Extracted records
● ● ● ●

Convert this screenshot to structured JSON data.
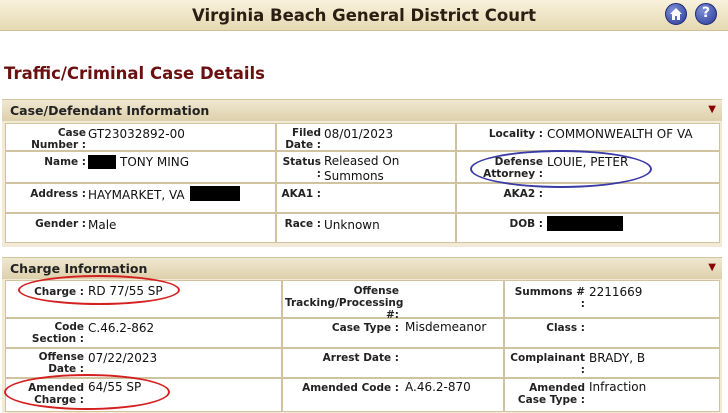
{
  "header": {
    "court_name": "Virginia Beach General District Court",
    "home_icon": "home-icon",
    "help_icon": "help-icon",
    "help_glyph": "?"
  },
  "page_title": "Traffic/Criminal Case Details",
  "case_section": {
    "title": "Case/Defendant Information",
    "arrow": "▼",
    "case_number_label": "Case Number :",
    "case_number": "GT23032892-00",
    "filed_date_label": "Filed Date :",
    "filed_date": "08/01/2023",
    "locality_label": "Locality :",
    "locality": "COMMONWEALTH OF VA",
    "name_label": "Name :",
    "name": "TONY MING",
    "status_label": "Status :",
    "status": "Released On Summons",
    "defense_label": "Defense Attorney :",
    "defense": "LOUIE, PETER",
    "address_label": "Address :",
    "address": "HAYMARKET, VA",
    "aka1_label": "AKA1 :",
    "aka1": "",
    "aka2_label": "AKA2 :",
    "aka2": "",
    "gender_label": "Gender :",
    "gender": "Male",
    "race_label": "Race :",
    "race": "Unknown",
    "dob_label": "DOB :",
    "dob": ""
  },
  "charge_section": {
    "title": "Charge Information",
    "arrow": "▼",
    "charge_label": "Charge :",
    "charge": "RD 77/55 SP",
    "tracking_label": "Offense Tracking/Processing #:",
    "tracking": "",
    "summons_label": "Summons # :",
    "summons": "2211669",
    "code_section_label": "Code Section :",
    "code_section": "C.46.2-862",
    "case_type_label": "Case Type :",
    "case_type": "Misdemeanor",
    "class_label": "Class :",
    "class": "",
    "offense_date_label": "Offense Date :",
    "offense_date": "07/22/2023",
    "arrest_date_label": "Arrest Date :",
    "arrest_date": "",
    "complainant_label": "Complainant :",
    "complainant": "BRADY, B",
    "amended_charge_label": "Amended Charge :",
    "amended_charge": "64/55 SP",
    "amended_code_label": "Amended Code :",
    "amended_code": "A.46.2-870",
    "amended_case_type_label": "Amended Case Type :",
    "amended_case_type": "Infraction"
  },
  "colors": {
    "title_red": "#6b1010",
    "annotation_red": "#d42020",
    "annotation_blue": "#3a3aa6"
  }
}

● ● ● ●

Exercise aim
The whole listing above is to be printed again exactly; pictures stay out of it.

Response for this exercise
Convert this screenshot to structured JSON data.
{
  "header": {
    "court_name": "Virginia Beach General District Court",
    "home_icon": "home-icon",
    "help_icon": "help-icon",
    "help_glyph": "?"
  },
  "page_title": "Traffic/Criminal Case Details",
  "case_section": {
    "title": "Case/Defendant Information",
    "arrow": "▼",
    "case_number_label": "Case Number :",
    "case_number": "GT23032892-00",
    "filed_date_label": "Filed Date :",
    "filed_date": "08/01/2023",
    "locality_label": "Locality :",
    "locality": "COMMONWEALTH OF VA",
    "name_label": "Name :",
    "name": "TONY MING",
    "status_label": "Status :",
    "status": "Released On Summons",
    "defense_label": "Defense Attorney :",
    "defense": "LOUIE, PETER",
    "address_label": "Address :",
    "address": "HAYMARKET, VA",
    "aka1_label": "AKA1 :",
    "aka1": "",
    "aka2_label": "AKA2 :",
    "aka2": "",
    "gender_label": "Gender :",
    "gender": "Male",
    "race_label": "Race :",
    "race": "Unknown",
    "dob_label": "DOB :",
    "dob": ""
  },
  "charge_section": {
    "title": "Charge Information",
    "arrow": "▼",
    "charge_label": "Charge :",
    "charge": "RD 77/55 SP",
    "tracking_label": "Offense Tracking/Processing #:",
    "tracking": "",
    "summons_label": "Summons # :",
    "summons": "2211669",
    "code_section_label": "Code Section :",
    "code_section": "C.46.2-862",
    "case_type_label": "Case Type :",
    "case_type": "Misdemeanor",
    "class_label": "Class :",
    "class": "",
    "offense_date_label": "Offense Date :",
    "offense_date": "07/22/2023",
    "arrest_date_label": "Arrest Date :",
    "arrest_date": "",
    "complainant_label": "Complainant :",
    "complainant": "BRADY, B",
    "amended_charge_label": "Amended Charge :",
    "amended_charge": "64/55 SP",
    "amended_code_label": "Amended Code :",
    "amended_code": "A.46.2-870",
    "amended_case_type_label": "Amended Case Type :",
    "amended_case_type": "Infraction"
  },
  "colors": {
    "title_red": "#6b1010",
    "annotation_red": "#d42020",
    "annotation_blue": "#3a3aa6"
  }
}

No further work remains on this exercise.